— AIM OF THE EXERCISE —
Report each line of the listing that carries the word "Other".

==== THE DATA ====

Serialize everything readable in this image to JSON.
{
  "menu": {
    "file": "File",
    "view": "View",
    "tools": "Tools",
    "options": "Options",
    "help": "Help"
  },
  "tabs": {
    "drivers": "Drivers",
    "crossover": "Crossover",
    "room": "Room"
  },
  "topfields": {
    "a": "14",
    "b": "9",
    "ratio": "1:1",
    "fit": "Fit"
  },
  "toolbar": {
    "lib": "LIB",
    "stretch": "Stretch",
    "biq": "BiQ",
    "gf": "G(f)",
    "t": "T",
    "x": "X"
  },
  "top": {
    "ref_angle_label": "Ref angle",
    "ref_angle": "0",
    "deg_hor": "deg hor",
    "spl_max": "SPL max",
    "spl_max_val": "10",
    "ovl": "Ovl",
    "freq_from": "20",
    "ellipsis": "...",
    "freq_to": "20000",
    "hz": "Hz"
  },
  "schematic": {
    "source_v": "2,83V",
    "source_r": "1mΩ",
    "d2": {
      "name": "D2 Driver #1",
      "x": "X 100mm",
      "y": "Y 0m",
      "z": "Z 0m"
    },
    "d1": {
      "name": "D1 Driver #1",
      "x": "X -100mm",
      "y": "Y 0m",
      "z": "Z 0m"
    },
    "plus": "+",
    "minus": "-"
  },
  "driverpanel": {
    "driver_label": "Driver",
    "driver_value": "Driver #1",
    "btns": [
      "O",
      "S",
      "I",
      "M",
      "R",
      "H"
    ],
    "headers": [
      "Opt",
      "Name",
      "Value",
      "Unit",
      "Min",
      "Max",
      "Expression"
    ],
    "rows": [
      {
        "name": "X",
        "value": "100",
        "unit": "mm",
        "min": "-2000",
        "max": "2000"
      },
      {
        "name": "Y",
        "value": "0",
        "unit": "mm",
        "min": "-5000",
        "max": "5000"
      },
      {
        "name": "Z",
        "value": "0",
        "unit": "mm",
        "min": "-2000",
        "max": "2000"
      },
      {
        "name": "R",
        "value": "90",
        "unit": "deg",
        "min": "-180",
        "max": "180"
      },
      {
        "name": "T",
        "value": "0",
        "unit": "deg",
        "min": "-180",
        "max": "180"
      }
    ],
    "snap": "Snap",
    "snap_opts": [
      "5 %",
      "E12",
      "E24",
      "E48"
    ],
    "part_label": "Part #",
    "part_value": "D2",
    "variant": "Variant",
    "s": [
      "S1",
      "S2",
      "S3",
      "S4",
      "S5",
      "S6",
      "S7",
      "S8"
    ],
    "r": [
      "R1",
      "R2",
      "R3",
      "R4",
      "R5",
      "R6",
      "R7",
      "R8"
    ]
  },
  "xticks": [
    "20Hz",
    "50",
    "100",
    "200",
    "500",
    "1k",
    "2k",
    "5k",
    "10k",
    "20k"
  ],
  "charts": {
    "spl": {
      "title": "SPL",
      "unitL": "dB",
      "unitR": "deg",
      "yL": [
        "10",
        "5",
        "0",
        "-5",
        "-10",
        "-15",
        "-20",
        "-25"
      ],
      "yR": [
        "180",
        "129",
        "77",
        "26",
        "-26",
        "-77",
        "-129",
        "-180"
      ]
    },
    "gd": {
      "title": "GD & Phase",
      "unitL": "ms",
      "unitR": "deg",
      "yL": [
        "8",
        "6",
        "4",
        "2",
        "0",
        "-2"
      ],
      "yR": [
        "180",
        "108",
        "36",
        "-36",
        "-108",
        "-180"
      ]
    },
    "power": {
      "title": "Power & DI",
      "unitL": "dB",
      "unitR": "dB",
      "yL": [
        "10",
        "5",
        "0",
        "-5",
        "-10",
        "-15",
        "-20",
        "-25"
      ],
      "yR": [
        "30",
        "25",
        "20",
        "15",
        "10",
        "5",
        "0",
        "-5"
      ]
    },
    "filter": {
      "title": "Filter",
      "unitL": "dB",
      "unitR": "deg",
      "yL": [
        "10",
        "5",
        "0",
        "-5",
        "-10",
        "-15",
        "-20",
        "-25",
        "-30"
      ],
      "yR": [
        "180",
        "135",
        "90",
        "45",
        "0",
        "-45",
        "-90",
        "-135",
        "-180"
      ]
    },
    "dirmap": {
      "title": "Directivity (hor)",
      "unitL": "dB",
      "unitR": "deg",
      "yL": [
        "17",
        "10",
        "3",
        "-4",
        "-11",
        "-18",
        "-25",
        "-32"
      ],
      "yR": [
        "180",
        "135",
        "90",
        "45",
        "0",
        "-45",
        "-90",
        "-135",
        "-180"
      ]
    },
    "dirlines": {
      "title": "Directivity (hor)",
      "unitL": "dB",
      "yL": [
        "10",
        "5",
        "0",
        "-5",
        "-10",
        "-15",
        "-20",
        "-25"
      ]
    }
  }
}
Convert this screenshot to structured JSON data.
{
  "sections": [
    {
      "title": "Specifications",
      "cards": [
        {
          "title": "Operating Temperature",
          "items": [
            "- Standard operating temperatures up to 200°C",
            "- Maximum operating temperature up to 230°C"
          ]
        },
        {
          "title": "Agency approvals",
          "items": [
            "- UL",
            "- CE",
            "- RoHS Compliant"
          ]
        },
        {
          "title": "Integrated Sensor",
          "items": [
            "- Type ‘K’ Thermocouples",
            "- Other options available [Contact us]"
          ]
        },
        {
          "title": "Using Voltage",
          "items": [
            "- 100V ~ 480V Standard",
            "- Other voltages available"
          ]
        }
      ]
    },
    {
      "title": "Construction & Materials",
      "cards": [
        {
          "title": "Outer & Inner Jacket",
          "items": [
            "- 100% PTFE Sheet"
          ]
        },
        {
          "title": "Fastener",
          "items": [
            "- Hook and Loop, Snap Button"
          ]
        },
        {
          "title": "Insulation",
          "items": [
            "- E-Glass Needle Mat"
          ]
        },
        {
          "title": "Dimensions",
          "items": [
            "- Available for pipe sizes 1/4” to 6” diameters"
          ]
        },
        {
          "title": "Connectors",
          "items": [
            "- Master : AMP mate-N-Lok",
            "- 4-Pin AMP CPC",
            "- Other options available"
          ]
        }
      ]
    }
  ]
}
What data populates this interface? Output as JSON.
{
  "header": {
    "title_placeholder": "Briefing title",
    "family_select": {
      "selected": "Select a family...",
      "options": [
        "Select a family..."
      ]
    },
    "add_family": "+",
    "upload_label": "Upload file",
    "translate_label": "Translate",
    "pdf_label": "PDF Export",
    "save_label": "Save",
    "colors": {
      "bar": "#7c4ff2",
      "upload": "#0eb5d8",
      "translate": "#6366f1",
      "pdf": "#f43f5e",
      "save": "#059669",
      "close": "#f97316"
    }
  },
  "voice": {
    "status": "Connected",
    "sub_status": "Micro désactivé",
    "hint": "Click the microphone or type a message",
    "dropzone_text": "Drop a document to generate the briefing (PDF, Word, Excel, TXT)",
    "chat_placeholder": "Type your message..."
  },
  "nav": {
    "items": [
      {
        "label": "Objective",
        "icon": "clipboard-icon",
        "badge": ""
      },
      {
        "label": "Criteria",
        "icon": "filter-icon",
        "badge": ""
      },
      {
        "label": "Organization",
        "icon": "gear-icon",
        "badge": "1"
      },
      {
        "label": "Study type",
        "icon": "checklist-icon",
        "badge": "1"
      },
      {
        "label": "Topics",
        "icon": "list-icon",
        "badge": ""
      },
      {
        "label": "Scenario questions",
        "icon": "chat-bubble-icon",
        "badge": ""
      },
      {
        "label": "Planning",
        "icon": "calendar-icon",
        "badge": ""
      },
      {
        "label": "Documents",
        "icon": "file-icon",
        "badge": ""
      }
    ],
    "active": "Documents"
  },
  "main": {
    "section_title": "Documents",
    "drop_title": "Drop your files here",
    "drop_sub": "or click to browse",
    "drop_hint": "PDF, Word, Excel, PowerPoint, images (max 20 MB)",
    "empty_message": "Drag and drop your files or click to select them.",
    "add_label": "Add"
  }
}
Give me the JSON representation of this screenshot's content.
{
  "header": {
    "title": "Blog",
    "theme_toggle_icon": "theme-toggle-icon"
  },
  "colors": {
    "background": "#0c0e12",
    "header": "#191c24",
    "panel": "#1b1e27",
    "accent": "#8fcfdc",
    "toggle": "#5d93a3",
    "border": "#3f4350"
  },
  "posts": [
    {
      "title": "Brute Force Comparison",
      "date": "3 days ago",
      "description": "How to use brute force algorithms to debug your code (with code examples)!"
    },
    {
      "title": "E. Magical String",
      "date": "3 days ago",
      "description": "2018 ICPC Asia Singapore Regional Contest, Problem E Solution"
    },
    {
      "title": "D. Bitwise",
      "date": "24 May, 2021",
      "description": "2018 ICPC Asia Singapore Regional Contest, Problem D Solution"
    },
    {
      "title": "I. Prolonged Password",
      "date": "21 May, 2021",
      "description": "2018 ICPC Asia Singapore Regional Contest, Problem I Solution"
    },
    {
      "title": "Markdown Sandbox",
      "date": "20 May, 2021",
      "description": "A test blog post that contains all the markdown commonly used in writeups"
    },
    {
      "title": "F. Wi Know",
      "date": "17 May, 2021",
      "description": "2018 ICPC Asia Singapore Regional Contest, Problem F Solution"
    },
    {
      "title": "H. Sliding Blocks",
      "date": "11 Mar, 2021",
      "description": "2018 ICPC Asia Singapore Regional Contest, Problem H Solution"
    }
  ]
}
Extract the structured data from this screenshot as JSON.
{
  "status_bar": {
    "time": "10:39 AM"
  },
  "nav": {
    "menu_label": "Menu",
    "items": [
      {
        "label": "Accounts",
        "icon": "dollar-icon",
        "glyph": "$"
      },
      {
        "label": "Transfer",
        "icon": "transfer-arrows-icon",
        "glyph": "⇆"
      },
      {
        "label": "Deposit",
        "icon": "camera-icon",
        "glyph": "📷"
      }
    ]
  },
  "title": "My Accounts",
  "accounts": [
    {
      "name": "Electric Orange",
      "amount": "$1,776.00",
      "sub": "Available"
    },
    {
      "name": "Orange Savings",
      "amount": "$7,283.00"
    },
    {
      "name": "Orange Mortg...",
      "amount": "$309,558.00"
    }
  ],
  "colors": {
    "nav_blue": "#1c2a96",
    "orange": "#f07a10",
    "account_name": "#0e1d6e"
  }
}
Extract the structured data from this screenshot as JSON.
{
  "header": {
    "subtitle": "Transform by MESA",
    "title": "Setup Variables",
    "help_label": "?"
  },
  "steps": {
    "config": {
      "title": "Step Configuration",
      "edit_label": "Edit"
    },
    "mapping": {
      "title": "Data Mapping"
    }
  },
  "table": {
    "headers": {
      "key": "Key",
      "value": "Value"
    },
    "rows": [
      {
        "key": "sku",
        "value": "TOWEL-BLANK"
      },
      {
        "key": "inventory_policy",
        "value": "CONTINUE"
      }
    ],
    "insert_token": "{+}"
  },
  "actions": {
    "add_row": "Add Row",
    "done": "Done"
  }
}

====

— RESULT OF THIS TASK —
            "- Other options available [Contact us]"
            "- Other voltages available"
            "- Other options available"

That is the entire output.